John Harvey had brought along an interesting mixture of trains and diecast. He had trains and related equipment in O and OO Gauge. My attention was drawn to an O Gauge 'Gargoyle Mobiloil' truck, with a price tag of £28. (I seem to be going through a petrol related phase). There was also an excellent display of diecast for sale, which were mainly Dinky but included three beautiful Franklin Mint models – all priced at £20.
David Rees had driven from Poole to support the show and had brought a large selection of more recently manufactured models including Oxford diecast. I particularly liked the cars from the 1950's and 60's, especially the Jaguars priced at £18 and £20, and the various Lotus cars, also priced around £20.
It’s quite a dangerous time for the wallet, wandering around the stalls, chatting to stallholders looking for items and tables to photograph. I very nearly bought a Lima HO scale Mail Unloader Set for £35 from one of the many train stalls. A large selection of trains and railway equipment, was on display with Bob Luesby, who was holding an interesting sale of boxed locos. Clive's Collectables was also in attendance and had a carefully laid out display of trains, and a huge box of mixed diecast – very tempting.
Towards the end of the event I spoke to Richard Acton about the show. He was pleased with the turnout and expressed his many thanks to all the traders for their time and support. He hoped that the visitors had enjoyed their day, and thanked the team of helpers who had worked hard to make the toy fair an enjoyable event. “We are all set for a repeat performance in October – hope to see you there,” he told us.

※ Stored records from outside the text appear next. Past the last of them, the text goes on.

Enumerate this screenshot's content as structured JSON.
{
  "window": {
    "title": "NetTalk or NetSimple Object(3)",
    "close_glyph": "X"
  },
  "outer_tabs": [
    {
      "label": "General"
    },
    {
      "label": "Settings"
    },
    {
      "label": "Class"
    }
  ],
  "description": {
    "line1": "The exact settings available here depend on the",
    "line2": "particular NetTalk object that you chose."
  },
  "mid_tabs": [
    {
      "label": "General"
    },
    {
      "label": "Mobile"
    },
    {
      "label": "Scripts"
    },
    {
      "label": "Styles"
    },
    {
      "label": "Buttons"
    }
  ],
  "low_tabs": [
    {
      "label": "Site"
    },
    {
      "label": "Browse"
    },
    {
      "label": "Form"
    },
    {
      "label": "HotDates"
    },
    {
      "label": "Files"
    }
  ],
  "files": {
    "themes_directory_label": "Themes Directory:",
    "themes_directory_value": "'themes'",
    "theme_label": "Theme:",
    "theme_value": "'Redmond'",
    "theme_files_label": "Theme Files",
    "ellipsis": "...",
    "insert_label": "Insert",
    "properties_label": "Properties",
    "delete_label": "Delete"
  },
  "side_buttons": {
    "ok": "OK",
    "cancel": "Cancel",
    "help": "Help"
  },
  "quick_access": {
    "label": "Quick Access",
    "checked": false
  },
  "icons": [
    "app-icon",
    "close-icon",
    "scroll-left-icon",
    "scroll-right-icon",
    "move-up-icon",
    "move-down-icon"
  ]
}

Remember, to get the latest collecting news delivered direct to your inbox every two weeks, sign up for our e-newsletter.